Now that you know about it, think about whether or not you may be a good candidate for it. If you have several, smaller loans that you’re paying off at high interest rates and believe you could consolidate them into one, cheaper monthly payment, then it’s time for you to take a hard look at this option. While debt consolidation doesn’t eliminate debt, it can help people feel more confident and at ease about their financial situation based on the money that they’re ideally saving from achieving a lower interest rate. At the same time, however, it’s important for individuals who go the debt consolidation route to be cautious not to take out any more debt before the consolidated loan has been paid off. If that’s the case, then the cycle will just start all over again.

Bankruptcy Vs. Debt Settlement

Debt Settlement Vs. Bankruptcy

Think of it as a debt management conundrum – should you file for bankruptcy or try to strike a settlement agreement with your creditors? Depending on your situation, either one can be a viable route if you can no longer make payments on a loan or credit card. But it’s important to carefully analyze both courses of action, not only in terms of cost, but impact on your credit score. Here’s a closer look at both debt settlement and bankruptcy:


Generally speaking, filing for bankruptcy – whether it’s Chapter 7, 11 or 13 – negatively impacts your credit score for longer than a settlement would. A Chapter 7 bankruptcy, for instance, would remain on your credit report and be reflected in your credit score for up to 10 years. A Chapter 13 bankruptcy, for seven years. But the big thing about bankruptcy is that there’s really nothing you can do to repair credit after you’ve filed – you just have to endure until the bankruptcy is removed from your credit report after seven to 10 years.


Debt settlements typically require you to work with the creditor to see what they’d be willing to accept to settle an outstanding balance. While in many cases, they’ll accept less than what you actually owe, there are a few things to consider when it comes to settlement:

  • You’ll likely have to make a lump sum payment.
  • Your credit may still be damaged if you’ve failed to make on-time payments. Therefore, you’ll still have to enact a credit repair strategy to raise your score following settlement. (Credit tip: If a payment goes to collections, it isn’t removed from your credit history until it’s reached seven years from the time of last delinquency. So if you just now settle a debt you stopped making payments on 4 years ago, you’ll only have 3 more years before it’s wiped off your report.)
  • The IRS considers forgiven debt as taxable income, which means that federal debt collectors might be coming after you for more money if you don’t file your income taxes properly.

So if you’re caught in a financial pickle, be sure to do your homework before you settle or file for bankruptcy and what it may mean for your credit future.

For any additional information on how to repair your credit after a bankruptcy or settlement, please contact us at 617-265-7900 or request a free consultation below.

Can a charged-off debt still be collected? – Q&A

People call and ask us this question when attempting to repair their credit. The answer is i simply….YES.

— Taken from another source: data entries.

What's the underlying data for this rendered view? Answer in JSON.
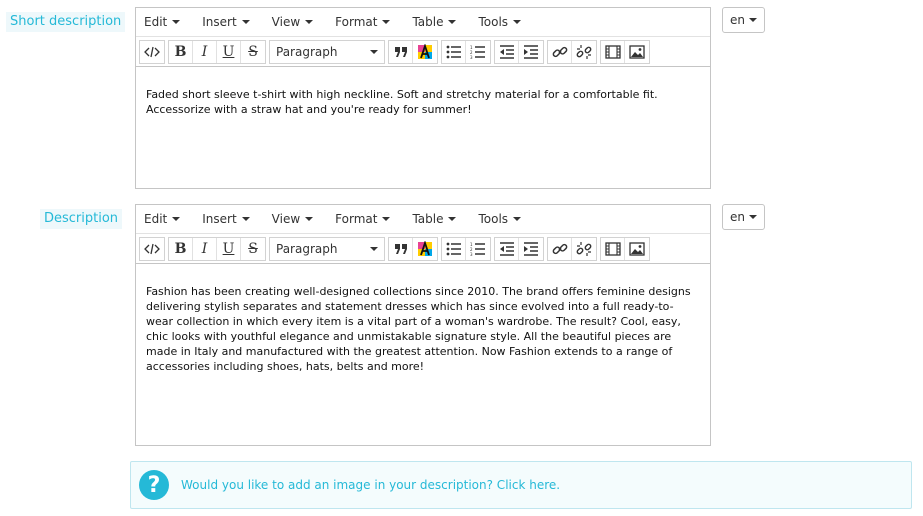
{
  "short_description": {
    "label": "Short description",
    "menus": [
      "Edit",
      "Insert",
      "View",
      "Format",
      "Table",
      "Tools"
    ],
    "block_format": "Paragraph",
    "text": "Faded short sleeve t-shirt with high neckline. Soft and stretchy material for a comfortable fit. Accessorize with a straw hat and you're ready for summer!",
    "language": "en"
  },
  "description": {
    "label": "Description",
    "menus": [
      "Edit",
      "Insert",
      "View",
      "Format",
      "Table",
      "Tools"
    ],
    "block_format": "Paragraph",
    "text": "Fashion has been creating well-designed collections since 2010. The brand offers feminine designs delivering stylish separates and statement dresses which has since evolved into a full ready-to-wear collection in which every item is a vital part of a woman's wardrobe. The result? Cool, easy, chic looks with youthful elegance and unmistakable signature style. All the beautiful pieces are made in Italy and manufactured with the greatest attention. Now Fashion extends to a range of accessories including shoes, hats, belts and more!",
    "language": "en"
  },
  "toolbar": {
    "bold": "B",
    "italic": "I",
    "underline": "U",
    "strikethrough": "S"
  },
  "help_alert": {
    "icon": "?",
    "text": "Would you like to add an image in your description? Click here."
  }
}
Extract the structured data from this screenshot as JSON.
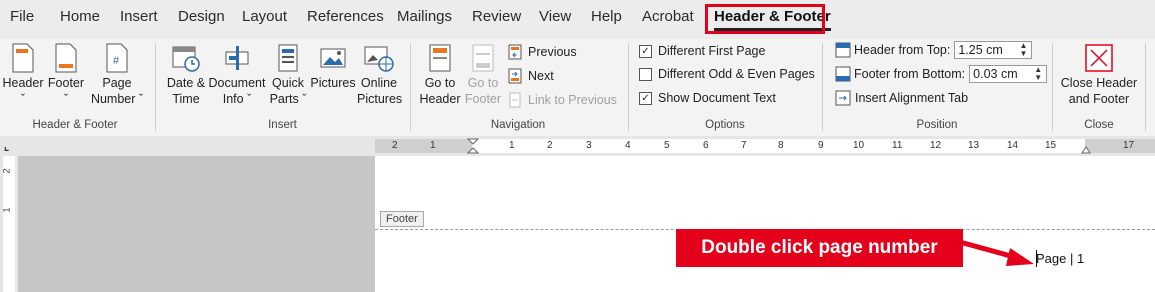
{
  "menu": {
    "tabs": [
      "File",
      "Home",
      "Insert",
      "Design",
      "Layout",
      "References",
      "Mailings",
      "Review",
      "View",
      "Help",
      "Acrobat"
    ],
    "active_tab": "Header & Footer"
  },
  "ribbon": {
    "header_footer_group": {
      "header": "Header",
      "footer": "Footer",
      "page_number_1": "Page",
      "page_number_2": "Number",
      "label": "Header & Footer"
    },
    "insert_group": {
      "date_time_1": "Date &",
      "date_time_2": "Time",
      "doc_info_1": "Document",
      "doc_info_2": "Info",
      "quick_parts_1": "Quick",
      "quick_parts_2": "Parts",
      "pictures": "Pictures",
      "online_pictures_1": "Online",
      "online_pictures_2": "Pictures",
      "label": "Insert"
    },
    "navigation_group": {
      "goto_header_1": "Go to",
      "goto_header_2": "Header",
      "goto_footer_1": "Go to",
      "goto_footer_2": "Footer",
      "previous": "Previous",
      "next": "Next",
      "link_to_previous": "Link to Previous",
      "label": "Navigation"
    },
    "options_group": {
      "different_first_page": "Different First Page",
      "different_odd_even": "Different Odd & Even Pages",
      "show_document_text": "Show Document Text",
      "label": "Options"
    },
    "position_group": {
      "header_from_top_label": "Header from Top:",
      "header_from_top_value": "1.25 cm",
      "footer_from_bottom_label": "Footer from Bottom:",
      "footer_from_bottom_value": "0.03 cm",
      "insert_alignment_tab": "Insert Alignment Tab",
      "label": "Position"
    },
    "close_group": {
      "close_1": "Close Header",
      "close_2": "and Footer",
      "label": "Close"
    }
  },
  "ruler": {
    "numbers": [
      "2",
      "1",
      "1",
      "2",
      "3",
      "4",
      "5",
      "6",
      "7",
      "8",
      "9",
      "10",
      "11",
      "12",
      "13",
      "14",
      "15",
      "17"
    ],
    "vertical": [
      "2",
      "1"
    ]
  },
  "document": {
    "footer_tag": "Footer",
    "page_number_text": "Page | 1"
  },
  "annotation": {
    "callout_text": "Double click page number",
    "color": "#e4001b"
  },
  "colors": {
    "accent_red": "#e4001b",
    "icon_blue": "#2b6cb0",
    "icon_orange": "#e87722"
  }
}
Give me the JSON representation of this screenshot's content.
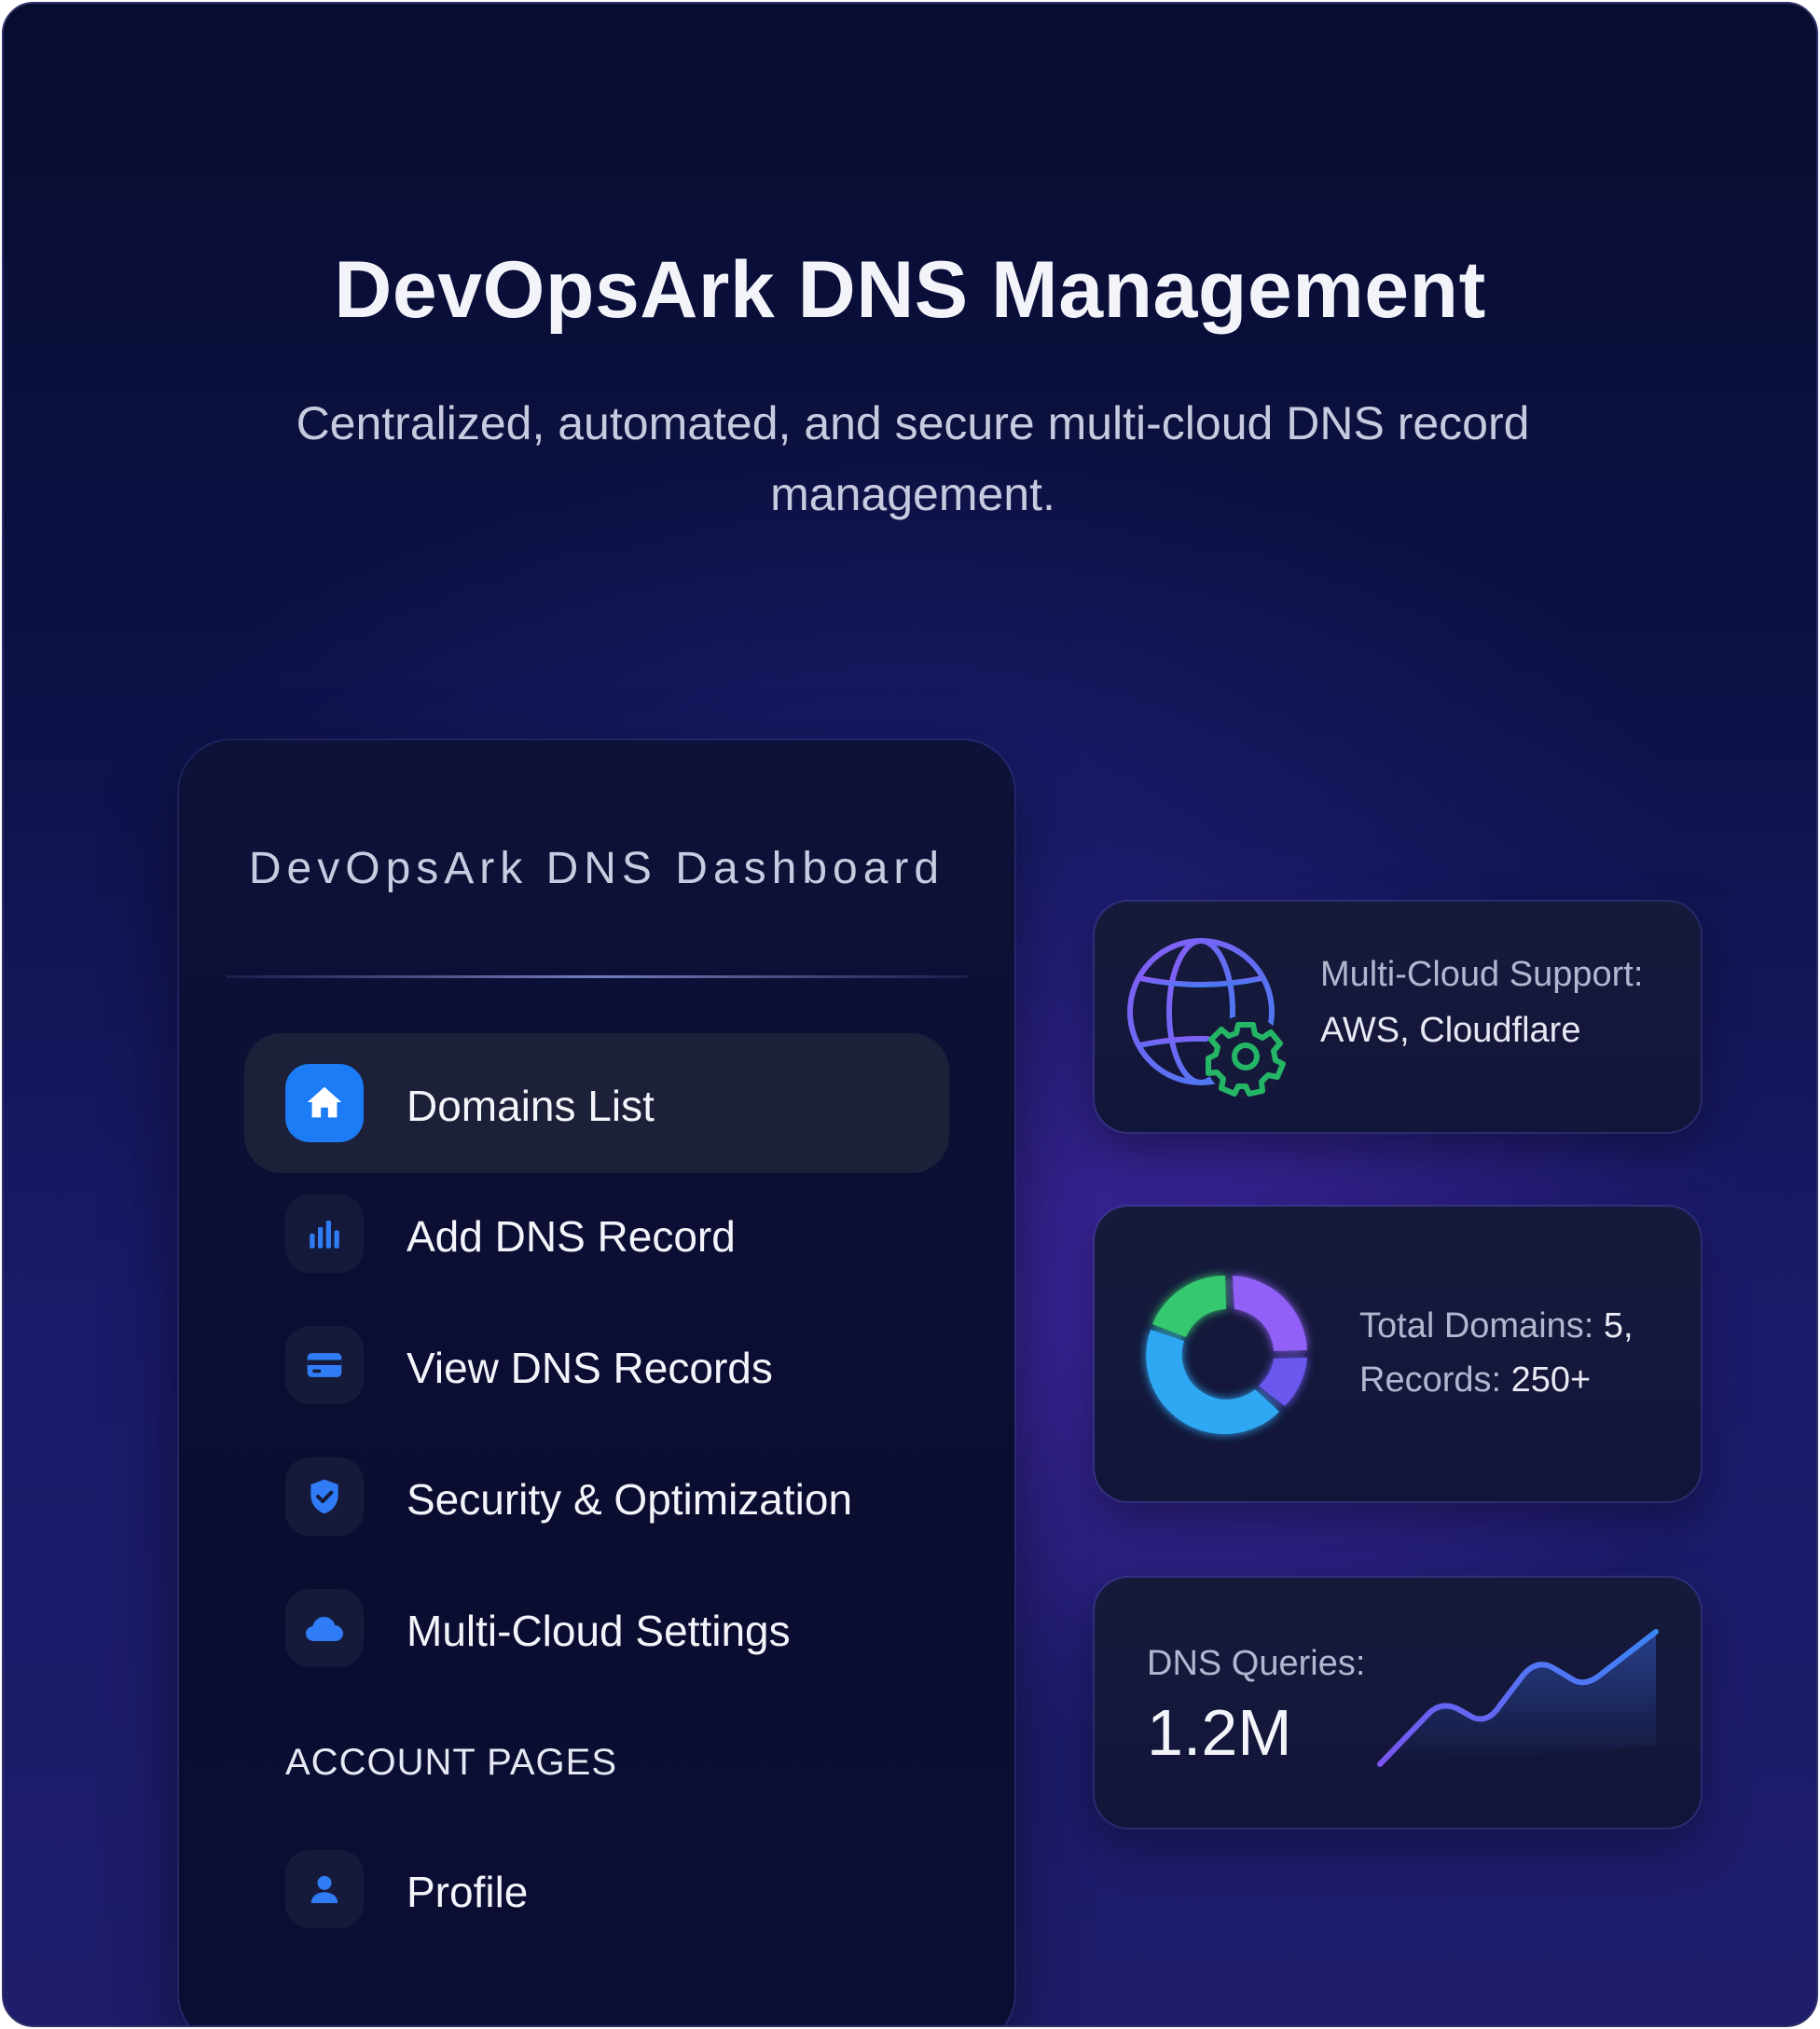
{
  "hero": {
    "title": "DevOpsArk DNS Management",
    "subtitle": "Centralized, automated, and secure multi-cloud DNS record management."
  },
  "sidebar": {
    "title": "DevOpsArk DNS Dashboard",
    "items": [
      {
        "label": "Domains List",
        "icon": "home-icon",
        "active": true
      },
      {
        "label": "Add DNS Record",
        "icon": "bar-chart-icon",
        "active": false
      },
      {
        "label": "View DNS Records",
        "icon": "credit-card-icon",
        "active": false
      },
      {
        "label": "Security & Optimization",
        "icon": "shield-check-icon",
        "active": false
      },
      {
        "label": "Multi-Cloud Settings",
        "icon": "cloud-icon",
        "active": false
      }
    ],
    "section_label": "ACCOUNT PAGES",
    "account_items": [
      {
        "label": "Profile",
        "icon": "user-icon"
      }
    ]
  },
  "cards": {
    "cloud": {
      "label": "Multi-Cloud Support:",
      "value": "AWS, Cloudflare",
      "icon": "globe-gear-icon"
    },
    "domains": {
      "label1": "Total Domains:",
      "value1": "5,",
      "label2": "Records:",
      "value2": "250+",
      "icon": "donut-chart-icon"
    },
    "queries": {
      "label": "DNS Queries:",
      "value": "1.2M",
      "icon": "sparkline-icon"
    }
  },
  "colors": {
    "accent": "#1c7cf5",
    "background_top": "#080c2e",
    "background_bottom": "#1f1d6c",
    "panel": "#0e1238",
    "icon_blue": "#2f7cf6",
    "donut_green": "#35c86e",
    "donut_purple": "#8f5cf6",
    "donut_cyan": "#30a8f0",
    "gear_green": "#25b566"
  }
}
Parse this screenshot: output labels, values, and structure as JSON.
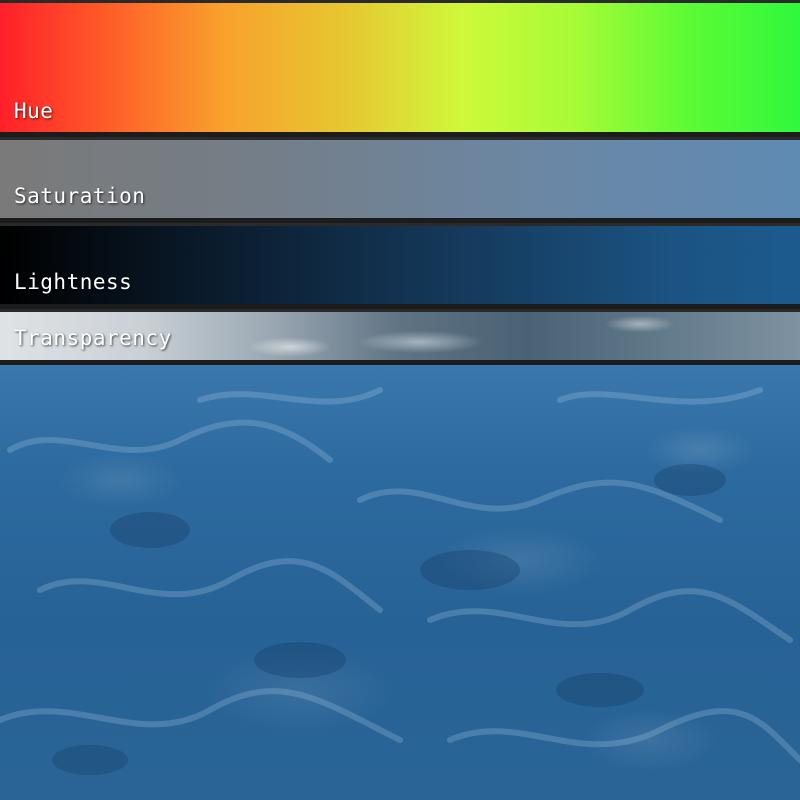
{
  "sliders": {
    "hue": {
      "label": "Hue"
    },
    "saturation": {
      "label": "Saturation"
    },
    "lightness": {
      "label": "Lightness"
    },
    "transparency": {
      "label": "Transparency"
    }
  },
  "colors": {
    "hue_start": "#ff1f2a",
    "hue_end": "#30f83c",
    "ocean": "#2a6497"
  }
}
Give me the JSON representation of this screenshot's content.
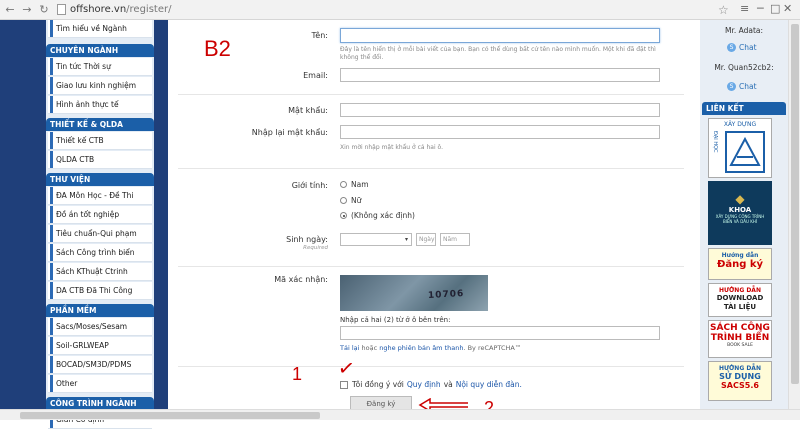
{
  "browser": {
    "url_domain": "offshore.vn",
    "url_path": "/register/"
  },
  "sidebar": {
    "top_item": "Tìm hiểu về Ngành",
    "sections": [
      {
        "title": "CHUYÊN NGÀNH",
        "items": [
          "Tin tức Thời sự",
          "Giao lưu kinh nghiệm",
          "Hình ảnh thực tế"
        ]
      },
      {
        "title": "THIẾT KẾ & QLDA",
        "items": [
          "Thiết kế CTB",
          "QLDA CTB"
        ]
      },
      {
        "title": "THƯ VIỆN",
        "items": [
          "ĐA Môn Học - Đề Thi",
          "Đồ án tốt nghiệp",
          "Tiêu chuẩn-Qui phạm",
          "Sách Công trình biển",
          "Sách KThuật Ctrinh",
          "DA CTB Đã Thi Công"
        ]
      },
      {
        "title": "PHẦN MỀM",
        "items": [
          "Sacs/Moses/Sesam",
          "Soil-GRLWEAP",
          "BOCAD/SM3D/PDMS",
          "Other"
        ]
      },
      {
        "title": "CÔNG TRÌNH NGÀNH",
        "items": [
          "Giàn Cố định"
        ]
      }
    ]
  },
  "form": {
    "step_label": "B2",
    "name_label": "Tên:",
    "name_hint": "Đây là tên hiển thị ở mỗi bài viết của bạn. Bạn có thể dùng bất cứ tên nào mình muốn. Một khi đã đặt thì không thể đổi.",
    "email_label": "Email:",
    "password_label": "Mật khẩu:",
    "confirm_label": "Nhập lại mật khẩu:",
    "password_hint": "Xin mời nhập mật khẩu ở cả hai ô.",
    "gender_label": "Giới tính:",
    "gender_options": [
      "Nam",
      "Nữ",
      "(Không xác định)"
    ],
    "gender_selected": 2,
    "dob_label": "Sinh ngày:",
    "dob_required": "Required",
    "dob_day": "Ngày",
    "dob_year": "Năm",
    "captcha_label": "Mã xác nhận:",
    "captcha_text": "10706",
    "captcha_prompt": "Nhập cả hai (2) từ ở ô bên trên:",
    "captcha_reload": "Tải lại",
    "captcha_or": "hoặc",
    "captcha_audio": "nghe phiên bản âm thanh",
    "captcha_by": ". By reCAPTCHA™",
    "agree_prefix": "Tôi đồng ý với",
    "agree_rules": "Quy định",
    "agree_and": "và",
    "agree_policy": "Nội quy diễn đàn.",
    "submit_label": "Đăng ký"
  },
  "annotations": {
    "one": "1",
    "two": "2",
    "check": "✓"
  },
  "right_panel": {
    "users": [
      {
        "name": "Mr. Adata:",
        "chat": "Chat"
      },
      {
        "name": "Mr. Quan52cb2:",
        "chat": "Chat"
      }
    ],
    "links_title": "LIÊN KẾT",
    "banners": [
      {
        "line1": "XÂY DỰNG",
        "line2": "ĐẠI HỌC"
      },
      {
        "line1": "KHOA",
        "line2": "XÂY DỰNG CÔNG TRÌNH BIỂN VÀ DẦU KHÍ"
      },
      {
        "line1": "Hướng dẫn",
        "line2": "Đăng ký"
      },
      {
        "line1": "HƯỚNG DẪN",
        "line2": "DOWNLOAD TÀI LIỆU"
      },
      {
        "line1": "SÁCH CÔNG",
        "line2": "TRÌNH BIỂN",
        "line3": "BOOK SALE"
      },
      {
        "line1": "HƯỚNG DẪN",
        "line2": "SỬ DỤNG",
        "line3": "SACS5.6"
      }
    ]
  }
}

  • A creditor still has the right to collect on a debt after they have charged the debt off.
  • Most installment loan debts will be charged off 120 days after non payment.
  • Most other debts will be charge off 6 months after non-payment.
  • The IRS allows a creditor to take the charge off as a tax deduction against profits but contrary to popular belief the creditor can continue to collect the debt up to the specific statutes of limitations (varies state by state).

Here is a definition of a charge-off. Great info.

For more information on Credit Repair and how to properly deal with a charge off you and contact our company Toll Free at 877.842.5215 or feel free to request a FREE Credit Repair Consultation online.


Nikitas Tsoukalis, President